=== Problem to solve ===
For each line below, print it again exactly as shown.

=== Task inputs ===

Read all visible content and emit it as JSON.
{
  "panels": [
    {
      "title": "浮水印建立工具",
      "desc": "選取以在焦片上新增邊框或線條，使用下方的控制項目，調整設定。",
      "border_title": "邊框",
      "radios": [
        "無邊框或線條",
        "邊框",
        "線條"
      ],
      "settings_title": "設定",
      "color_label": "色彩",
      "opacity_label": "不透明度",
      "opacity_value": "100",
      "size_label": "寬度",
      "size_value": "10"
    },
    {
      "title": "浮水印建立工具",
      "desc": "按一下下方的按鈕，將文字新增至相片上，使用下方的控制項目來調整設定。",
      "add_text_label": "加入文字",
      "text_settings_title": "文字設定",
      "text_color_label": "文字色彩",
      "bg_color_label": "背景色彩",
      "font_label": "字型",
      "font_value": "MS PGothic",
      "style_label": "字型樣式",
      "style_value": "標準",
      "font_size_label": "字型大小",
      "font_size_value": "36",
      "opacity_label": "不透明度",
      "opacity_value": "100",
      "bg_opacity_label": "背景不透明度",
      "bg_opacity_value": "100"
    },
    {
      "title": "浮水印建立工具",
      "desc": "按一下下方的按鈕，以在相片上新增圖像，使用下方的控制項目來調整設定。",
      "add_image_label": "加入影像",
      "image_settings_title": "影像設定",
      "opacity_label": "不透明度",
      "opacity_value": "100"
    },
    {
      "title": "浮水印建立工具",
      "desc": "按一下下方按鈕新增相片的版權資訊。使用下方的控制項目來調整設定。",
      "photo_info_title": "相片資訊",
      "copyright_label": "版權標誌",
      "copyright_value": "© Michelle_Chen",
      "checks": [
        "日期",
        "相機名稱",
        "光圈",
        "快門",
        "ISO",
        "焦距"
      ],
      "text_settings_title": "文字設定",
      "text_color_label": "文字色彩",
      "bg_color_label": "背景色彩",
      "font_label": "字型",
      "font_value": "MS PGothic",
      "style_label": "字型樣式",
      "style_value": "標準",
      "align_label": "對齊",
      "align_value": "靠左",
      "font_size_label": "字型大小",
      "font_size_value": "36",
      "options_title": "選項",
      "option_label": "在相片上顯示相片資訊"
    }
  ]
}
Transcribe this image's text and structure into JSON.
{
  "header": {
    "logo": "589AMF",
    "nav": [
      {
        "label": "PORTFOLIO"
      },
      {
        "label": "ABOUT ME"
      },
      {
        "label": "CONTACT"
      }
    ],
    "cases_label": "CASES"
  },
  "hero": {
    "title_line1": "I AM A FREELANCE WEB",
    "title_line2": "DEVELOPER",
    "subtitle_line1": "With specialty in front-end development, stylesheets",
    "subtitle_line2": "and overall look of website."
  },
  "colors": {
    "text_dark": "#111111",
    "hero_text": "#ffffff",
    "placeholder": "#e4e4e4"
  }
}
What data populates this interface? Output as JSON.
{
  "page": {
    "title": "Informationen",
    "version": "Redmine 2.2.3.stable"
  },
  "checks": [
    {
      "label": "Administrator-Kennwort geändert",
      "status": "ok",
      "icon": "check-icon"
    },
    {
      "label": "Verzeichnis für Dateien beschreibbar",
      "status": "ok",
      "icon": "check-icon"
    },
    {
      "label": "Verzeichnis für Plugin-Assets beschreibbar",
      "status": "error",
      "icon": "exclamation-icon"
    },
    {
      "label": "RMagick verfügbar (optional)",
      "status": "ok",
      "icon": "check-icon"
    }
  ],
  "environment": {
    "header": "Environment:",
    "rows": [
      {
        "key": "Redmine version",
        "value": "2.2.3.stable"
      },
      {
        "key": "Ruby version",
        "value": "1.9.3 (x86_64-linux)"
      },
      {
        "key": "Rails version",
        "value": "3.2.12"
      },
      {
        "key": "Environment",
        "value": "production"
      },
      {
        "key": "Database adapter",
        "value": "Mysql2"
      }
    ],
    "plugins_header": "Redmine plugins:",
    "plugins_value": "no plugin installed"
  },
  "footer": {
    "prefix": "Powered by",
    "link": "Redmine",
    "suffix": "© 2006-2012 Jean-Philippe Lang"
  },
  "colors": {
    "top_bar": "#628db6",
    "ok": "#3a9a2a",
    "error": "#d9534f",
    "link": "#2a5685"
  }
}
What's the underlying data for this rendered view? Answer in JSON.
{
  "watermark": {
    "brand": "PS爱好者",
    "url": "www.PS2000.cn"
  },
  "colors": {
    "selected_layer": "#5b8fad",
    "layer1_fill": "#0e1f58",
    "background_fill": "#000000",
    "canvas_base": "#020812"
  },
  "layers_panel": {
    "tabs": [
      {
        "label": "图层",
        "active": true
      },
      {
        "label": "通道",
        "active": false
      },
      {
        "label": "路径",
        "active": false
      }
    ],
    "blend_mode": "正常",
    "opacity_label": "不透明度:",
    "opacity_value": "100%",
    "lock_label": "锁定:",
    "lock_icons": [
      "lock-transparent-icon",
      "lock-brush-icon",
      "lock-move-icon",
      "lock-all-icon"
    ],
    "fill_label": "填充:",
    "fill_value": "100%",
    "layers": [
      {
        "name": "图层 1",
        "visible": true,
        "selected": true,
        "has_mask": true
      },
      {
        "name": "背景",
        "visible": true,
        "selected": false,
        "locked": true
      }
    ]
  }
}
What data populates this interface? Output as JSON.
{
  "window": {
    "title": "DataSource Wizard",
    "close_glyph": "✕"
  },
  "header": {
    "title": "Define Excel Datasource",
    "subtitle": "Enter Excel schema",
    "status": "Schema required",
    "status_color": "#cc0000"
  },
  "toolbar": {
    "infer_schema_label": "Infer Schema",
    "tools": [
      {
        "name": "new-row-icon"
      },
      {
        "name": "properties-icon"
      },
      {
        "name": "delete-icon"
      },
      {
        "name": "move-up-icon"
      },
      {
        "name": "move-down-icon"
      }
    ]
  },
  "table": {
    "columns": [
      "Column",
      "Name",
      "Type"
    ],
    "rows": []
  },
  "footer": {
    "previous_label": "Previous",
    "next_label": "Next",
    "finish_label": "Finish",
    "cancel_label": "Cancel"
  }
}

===

=== Result of the exercise ===
Read all visible content and emit it as JSON.
{
  "panels": [
    {
      "title": "浮水印建立工具",
      "desc": "選取以在焦片上新增邊框或線條，使用下方的控制項目，調整設定。",
      "border_title": "邊框",
      "radios": [
        "無邊框或線條",
        "邊框",
        "線條"
      ],
      "settings_title": "設定",
      "color_label": "色彩",
      "opacity_label": "不透明度",
      "opacity_value": "100",
      "size_label": "寬度",
      "size_value": "10"
    },
    {
      "title": "浮水印建立工具",
      "desc": "按一下下方的按鈕，將文字新增至相片上，使用下方的控制項目來調整設定。",
      "add_text_label": "加入文字",
      "text_settings_title": "文字設定",
      "text_color_label": "文字色彩",
      "bg_color_label": "背景色彩",
      "font_label": "字型",
      "font_value": "MS PGothic",
      "style_label": "字型樣式",
      "style_value": "標準",
      "font_size_label": "字型大小",
      "font_size_value": "36",
      "opacity_label": "不透明度",
      "opacity_value": "100",
      "bg_opacity_label": "背景不透明度",
      "bg_opacity_value": "100"
    },
    {
      "title": "浮水印建立工具",
      "desc": "按一下下方的按鈕，以在相片上新增圖像，使用下方的控制項目來調整設定。",
      "add_image_label": "加入影像",
      "image_settings_title": "影像設定",
      "opacity_label": "不透明度",
      "opacity_value": "100"
    },
    {
      "title": "浮水印建立工具",
      "desc": "按一下下方按鈕新增相片的版權資訊。使用下方的控制項目來調整設定。",
      "photo_info_title": "相片資訊",
      "copyright_label": "版權標誌",
      "copyright_value": "© Michelle_Chen",
      "checks": [
        "日期",
        "相機名稱",
        "光圈",
        "快門",
        "ISO",
        "焦距"
      ],
      "text_settings_title": "文字設定",
      "text_color_label": "文字色彩",
      "bg_color_label": "背景色彩",
      "font_label": "字型",
      "font_value": "MS PGothic",
      "style_label": "字型樣式",
      "style_value": "標準",
      "align_label": "對齊",
      "align_value": "靠左",
      "font_size_label": "字型大小",
      "font_size_value": "36",
      "options_title": "選項",
      "option_label": "在相片上顯示相片資訊"
    }
  ]
}
Transcribe this image's text and structure into JSON.
{
  "header": {
    "logo": "589AMF",
    "nav": [
      {
        "label": "PORTFOLIO"
      },
      {
        "label": "ABOUT ME"
      },
      {
        "label": "CONTACT"
      }
    ],
    "cases_label": "CASES"
  },
  "hero": {
    "title_line1": "I AM A FREELANCE WEB",
    "title_line2": "DEVELOPER",
    "subtitle_line1": "With specialty in front-end development, stylesheets",
    "subtitle_line2": "and overall look of website."
  },
  "colors": {
    "text_dark": "#111111",
    "hero_text": "#ffffff",
    "placeholder": "#e4e4e4"
  }
}
What data populates this interface? Output as JSON.
{
  "page": {
    "title": "Informationen",
    "version": "Redmine 2.2.3.stable"
  },
  "checks": [
    {
      "label": "Administrator-Kennwort geändert",
      "status": "ok",
      "icon": "check-icon"
    },
    {
      "label": "Verzeichnis für Dateien beschreibbar",
      "status": "ok",
      "icon": "check-icon"
    },
    {
      "label": "Verzeichnis für Plugin-Assets beschreibbar",
      "status": "error",
      "icon": "exclamation-icon"
    },
    {
      "label": "RMagick verfügbar (optional)",
      "status": "ok",
      "icon": "check-icon"
    }
  ],
  "environment": {
    "header": "Environment:",
    "rows": [
      {
        "key": "Redmine version",
        "value": "2.2.3.stable"
      },
      {
        "key": "Ruby version",
        "value": "1.9.3 (x86_64-linux)"
      },
      {
        "key": "Rails version",
        "value": "3.2.12"
      },
      {
        "key": "Environment",
        "value": "production"
      },
      {
        "key": "Database adapter",
        "value": "Mysql2"
      }
    ],
    "plugins_header": "Redmine plugins:",
    "plugins_value": "no plugin installed"
  },
  "footer": {
    "prefix": "Powered by",
    "link": "Redmine",
    "suffix": "© 2006-2012 Jean-Philippe Lang"
  },
  "colors": {
    "top_bar": "#628db6",
    "ok": "#3a9a2a",
    "error": "#d9534f",
    "link": "#2a5685"
  }
}
What's the underlying data for this rendered view? Answer in JSON.
{
  "watermark": {
    "brand": "PS爱好者",
    "url": "www.PS2000.cn"
  },
  "colors": {
    "selected_layer": "#5b8fad",
    "layer1_fill": "#0e1f58",
    "background_fill": "#000000",
    "canvas_base": "#020812"
  },
  "layers_panel": {
    "tabs": [
      {
        "label": "图层",
        "active": true
      },
      {
        "label": "通道",
        "active": false
      },
      {
        "label": "路径",
        "active": false
      }
    ],
    "blend_mode": "正常",
    "opacity_label": "不透明度:",
    "opacity_value": "100%",
    "lock_label": "锁定:",
    "lock_icons": [
      "lock-transparent-icon",
      "lock-brush-icon",
      "lock-move-icon",
      "lock-all-icon"
    ],
    "fill_label": "填充:",
    "fill_value": "100%",
    "layers": [
      {
        "name": "图层 1",
        "visible": true,
        "selected": true,
        "has_mask": true
      },
      {
        "name": "背景",
        "visible": true,
        "selected": false,
        "locked": true
      }
    ]
  }
}
What data populates this interface? Output as JSON.
{
  "window": {
    "title": "DataSource Wizard",
    "close_glyph": "✕"
  },
  "header": {
    "title": "Define Excel Datasource",
    "subtitle": "Enter Excel schema",
    "status": "Schema required",
    "status_color": "#cc0000"
  },
  "toolbar": {
    "infer_schema_label": "Infer Schema",
    "tools": [
      {
        "name": "new-row-icon"
      },
      {
        "name": "properties-icon"
      },
      {
        "name": "delete-icon"
      },
      {
        "name": "move-up-icon"
      },
      {
        "name": "move-down-icon"
      }
    ]
  },
  "table": {
    "columns": [
      "Column",
      "Name",
      "Type"
    ],
    "rows": []
  },
  "footer": {
    "previous_label": "Previous",
    "next_label": "Next",
    "finish_label": "Finish",
    "cancel_label": "Cancel"
  }
}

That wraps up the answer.